GIVEN RECORDS:
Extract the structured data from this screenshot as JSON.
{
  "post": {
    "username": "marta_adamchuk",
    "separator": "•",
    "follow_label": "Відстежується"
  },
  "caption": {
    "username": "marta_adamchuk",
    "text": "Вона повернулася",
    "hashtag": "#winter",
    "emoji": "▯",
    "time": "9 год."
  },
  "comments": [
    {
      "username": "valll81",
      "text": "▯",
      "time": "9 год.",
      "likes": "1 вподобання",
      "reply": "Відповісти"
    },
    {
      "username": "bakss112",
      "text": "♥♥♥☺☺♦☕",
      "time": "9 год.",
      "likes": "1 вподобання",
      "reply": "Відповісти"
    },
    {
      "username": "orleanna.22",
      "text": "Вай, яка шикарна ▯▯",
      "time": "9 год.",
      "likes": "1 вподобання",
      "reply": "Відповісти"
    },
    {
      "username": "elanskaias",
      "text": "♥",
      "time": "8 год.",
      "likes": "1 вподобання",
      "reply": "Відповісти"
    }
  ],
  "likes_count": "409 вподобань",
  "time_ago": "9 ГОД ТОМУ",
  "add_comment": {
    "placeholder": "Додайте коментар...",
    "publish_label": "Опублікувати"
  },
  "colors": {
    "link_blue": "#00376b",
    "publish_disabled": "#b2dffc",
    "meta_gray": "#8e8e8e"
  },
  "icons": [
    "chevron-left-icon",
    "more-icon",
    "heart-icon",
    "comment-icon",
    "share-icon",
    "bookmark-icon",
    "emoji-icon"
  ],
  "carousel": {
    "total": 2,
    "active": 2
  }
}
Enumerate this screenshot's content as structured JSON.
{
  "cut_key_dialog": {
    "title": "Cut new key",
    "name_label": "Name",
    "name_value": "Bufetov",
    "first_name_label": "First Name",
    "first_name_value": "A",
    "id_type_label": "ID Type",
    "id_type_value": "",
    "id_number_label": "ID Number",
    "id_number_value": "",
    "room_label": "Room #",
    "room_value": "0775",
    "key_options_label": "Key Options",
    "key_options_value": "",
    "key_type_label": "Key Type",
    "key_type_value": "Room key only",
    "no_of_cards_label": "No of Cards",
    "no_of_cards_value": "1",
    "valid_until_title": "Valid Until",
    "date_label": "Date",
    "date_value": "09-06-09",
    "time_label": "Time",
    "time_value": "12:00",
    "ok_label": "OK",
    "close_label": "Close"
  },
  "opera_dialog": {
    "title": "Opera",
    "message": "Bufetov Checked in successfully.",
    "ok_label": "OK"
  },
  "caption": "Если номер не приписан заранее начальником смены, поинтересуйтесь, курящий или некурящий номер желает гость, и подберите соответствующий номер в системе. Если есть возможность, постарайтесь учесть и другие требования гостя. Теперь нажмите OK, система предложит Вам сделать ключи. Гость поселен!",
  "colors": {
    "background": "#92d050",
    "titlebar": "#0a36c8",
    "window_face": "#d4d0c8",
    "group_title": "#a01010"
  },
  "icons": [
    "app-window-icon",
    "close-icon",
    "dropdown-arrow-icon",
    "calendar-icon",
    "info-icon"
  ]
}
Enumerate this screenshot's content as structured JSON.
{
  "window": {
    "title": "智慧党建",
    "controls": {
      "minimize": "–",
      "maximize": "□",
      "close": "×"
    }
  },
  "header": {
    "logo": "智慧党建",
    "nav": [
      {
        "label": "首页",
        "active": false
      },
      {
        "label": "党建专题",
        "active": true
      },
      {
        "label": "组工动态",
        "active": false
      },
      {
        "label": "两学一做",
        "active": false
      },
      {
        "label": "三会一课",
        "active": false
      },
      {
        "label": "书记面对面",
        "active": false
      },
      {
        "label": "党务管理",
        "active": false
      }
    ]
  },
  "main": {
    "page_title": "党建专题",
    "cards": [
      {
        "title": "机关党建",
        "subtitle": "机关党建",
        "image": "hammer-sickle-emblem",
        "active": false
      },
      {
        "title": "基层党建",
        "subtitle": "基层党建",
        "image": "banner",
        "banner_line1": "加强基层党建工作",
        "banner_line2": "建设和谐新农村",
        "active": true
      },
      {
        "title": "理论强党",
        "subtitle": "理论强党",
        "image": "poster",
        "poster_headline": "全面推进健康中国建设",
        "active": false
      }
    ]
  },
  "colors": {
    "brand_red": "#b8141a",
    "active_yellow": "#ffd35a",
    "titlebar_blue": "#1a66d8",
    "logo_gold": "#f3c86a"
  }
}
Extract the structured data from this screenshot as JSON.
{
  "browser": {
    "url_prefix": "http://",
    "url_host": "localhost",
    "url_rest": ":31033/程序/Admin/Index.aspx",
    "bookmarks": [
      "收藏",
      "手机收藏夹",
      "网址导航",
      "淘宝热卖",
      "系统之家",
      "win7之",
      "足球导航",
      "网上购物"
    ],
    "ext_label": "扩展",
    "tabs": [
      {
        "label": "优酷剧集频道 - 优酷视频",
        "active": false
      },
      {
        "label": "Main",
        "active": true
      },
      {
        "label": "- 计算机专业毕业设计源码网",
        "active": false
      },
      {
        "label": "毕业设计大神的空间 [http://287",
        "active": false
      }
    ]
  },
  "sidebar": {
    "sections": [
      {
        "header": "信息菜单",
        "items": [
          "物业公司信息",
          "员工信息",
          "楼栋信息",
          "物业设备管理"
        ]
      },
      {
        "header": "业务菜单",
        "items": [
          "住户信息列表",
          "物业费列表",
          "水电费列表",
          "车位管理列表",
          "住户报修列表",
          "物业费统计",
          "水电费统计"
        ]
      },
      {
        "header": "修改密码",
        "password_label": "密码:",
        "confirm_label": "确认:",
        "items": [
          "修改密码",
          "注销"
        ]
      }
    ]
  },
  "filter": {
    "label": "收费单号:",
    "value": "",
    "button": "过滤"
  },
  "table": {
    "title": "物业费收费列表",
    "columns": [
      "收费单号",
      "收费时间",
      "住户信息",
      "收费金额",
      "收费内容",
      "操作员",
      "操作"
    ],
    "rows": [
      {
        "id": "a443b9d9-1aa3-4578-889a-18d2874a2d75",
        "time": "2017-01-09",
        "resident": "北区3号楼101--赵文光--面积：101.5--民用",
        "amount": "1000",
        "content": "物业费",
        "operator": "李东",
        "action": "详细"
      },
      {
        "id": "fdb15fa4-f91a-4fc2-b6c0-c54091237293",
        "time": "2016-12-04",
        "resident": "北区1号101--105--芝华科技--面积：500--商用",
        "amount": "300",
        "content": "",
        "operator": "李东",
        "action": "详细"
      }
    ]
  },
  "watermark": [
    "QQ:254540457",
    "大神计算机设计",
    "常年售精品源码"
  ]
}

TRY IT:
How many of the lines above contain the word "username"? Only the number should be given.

ANSWER SECTION:
6